Element data from apps and pages:
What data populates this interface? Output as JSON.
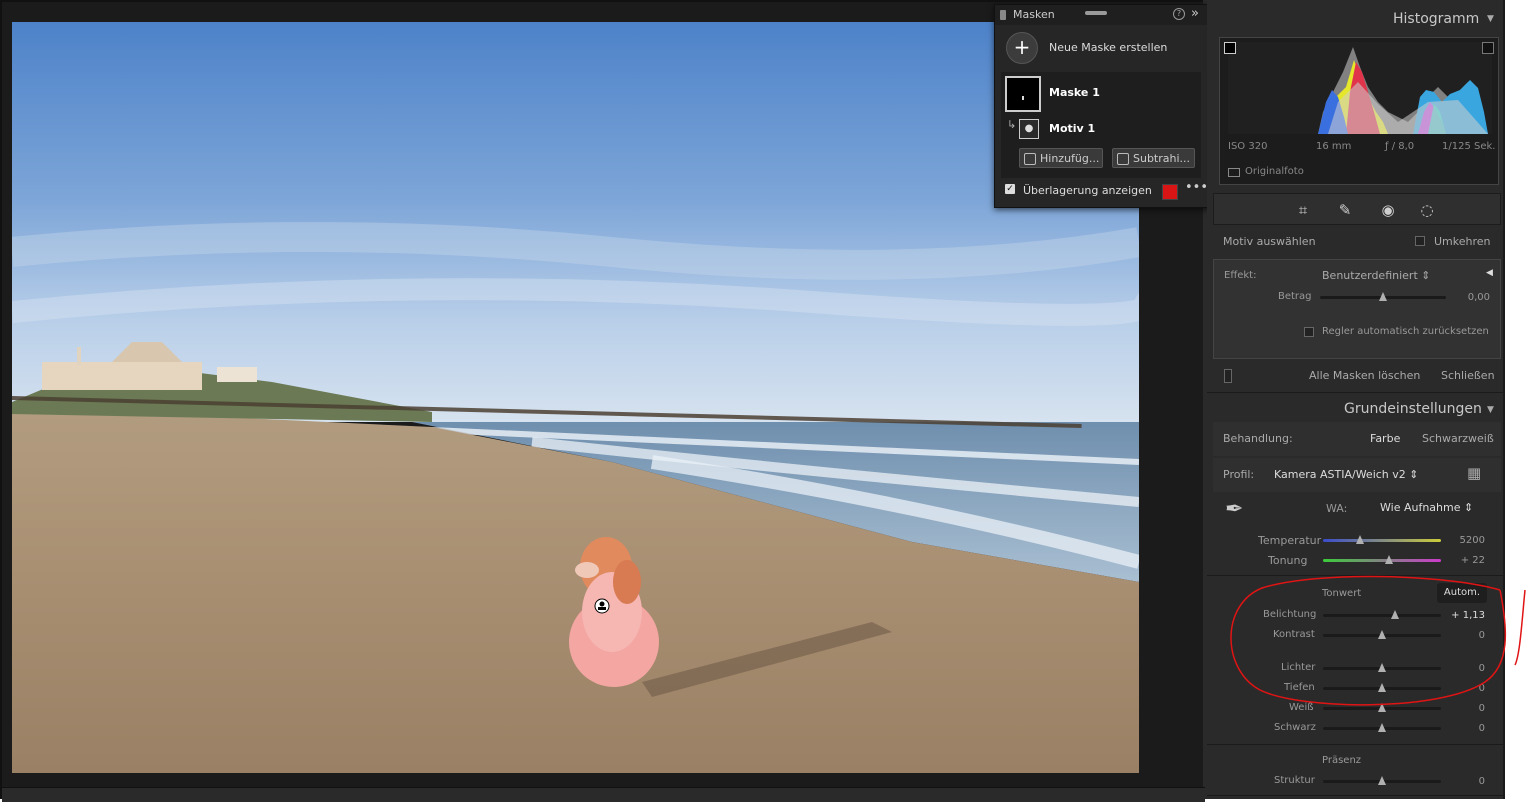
{
  "masks": {
    "title": "Masken",
    "new_mask_label": "Neue Maske erstellen",
    "mask_name": "Maske 1",
    "component_name": "Motiv 1",
    "add_label": "Hinzufüg...",
    "subtract_label": "Subtrahi...",
    "overlay_label": "Überlagerung anzeigen",
    "overlay_checked": true,
    "overlay_color": "#d81414"
  },
  "histogram": {
    "title": "Histogramm",
    "iso": "ISO 320",
    "focal": "16 mm",
    "aperture": "ƒ / 8,0",
    "shutter": "1/125 Sek.",
    "original_label": "Originalfoto"
  },
  "tools": [
    "crop-icon",
    "healing-icon",
    "redeye-icon",
    "masking-icon"
  ],
  "mask_settings": {
    "select_subject": "Motiv auswählen",
    "invert": "Umkehren",
    "effect_label": "Effekt:",
    "effect_value": "Benutzerdefiniert",
    "amount_label": "Betrag",
    "amount_value": "0,00",
    "amount_level": 0.5,
    "auto_reset": "Regler automatisch zurücksetzen",
    "delete_all": "Alle Masken löschen",
    "close": "Schließen"
  },
  "basic": {
    "title": "Grundeinstellungen",
    "treatment_label": "Behandlung:",
    "color_label": "Farbe",
    "bw_label": "Schwarzweiß",
    "profile_label": "Profil:",
    "profile_value": "Kamera ASTIA/Weich v2",
    "wb_label": "WA:",
    "wb_value": "Wie Aufnahme",
    "temp_label": "Temperatur",
    "temp_value": "5200",
    "temp_level": 0.31,
    "tint_label": "Tonung",
    "tint_value": "+ 22",
    "tint_level": 0.56,
    "tone_label": "Tonwert",
    "auto_label": "Autom.",
    "exposure_label": "Belichtung",
    "exposure_value": "+ 1,13",
    "exposure_level": 0.61,
    "contrast_label": "Kontrast",
    "contrast_value": "0",
    "highlights_label": "Lichter",
    "highlights_value": "0",
    "shadows_label": "Tiefen",
    "shadows_value": "0",
    "whites_label": "Weiß",
    "whites_value": "0",
    "blacks_label": "Schwarz",
    "blacks_value": "0",
    "presence_label": "Präsenz",
    "texture_label": "Struktur",
    "texture_value": "0"
  }
}
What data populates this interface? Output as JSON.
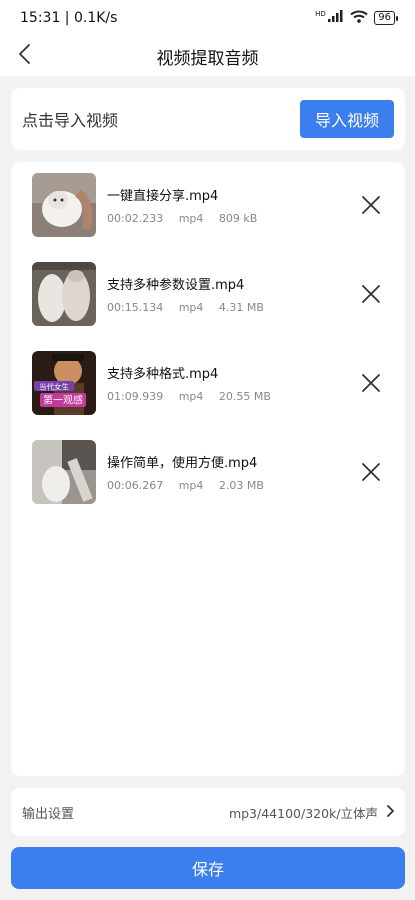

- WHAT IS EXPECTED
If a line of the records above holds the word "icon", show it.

- OUTPUT BELOW
    "crop-icon",
    "healing-icon",
    "redeye-icon",
    "masking-icon"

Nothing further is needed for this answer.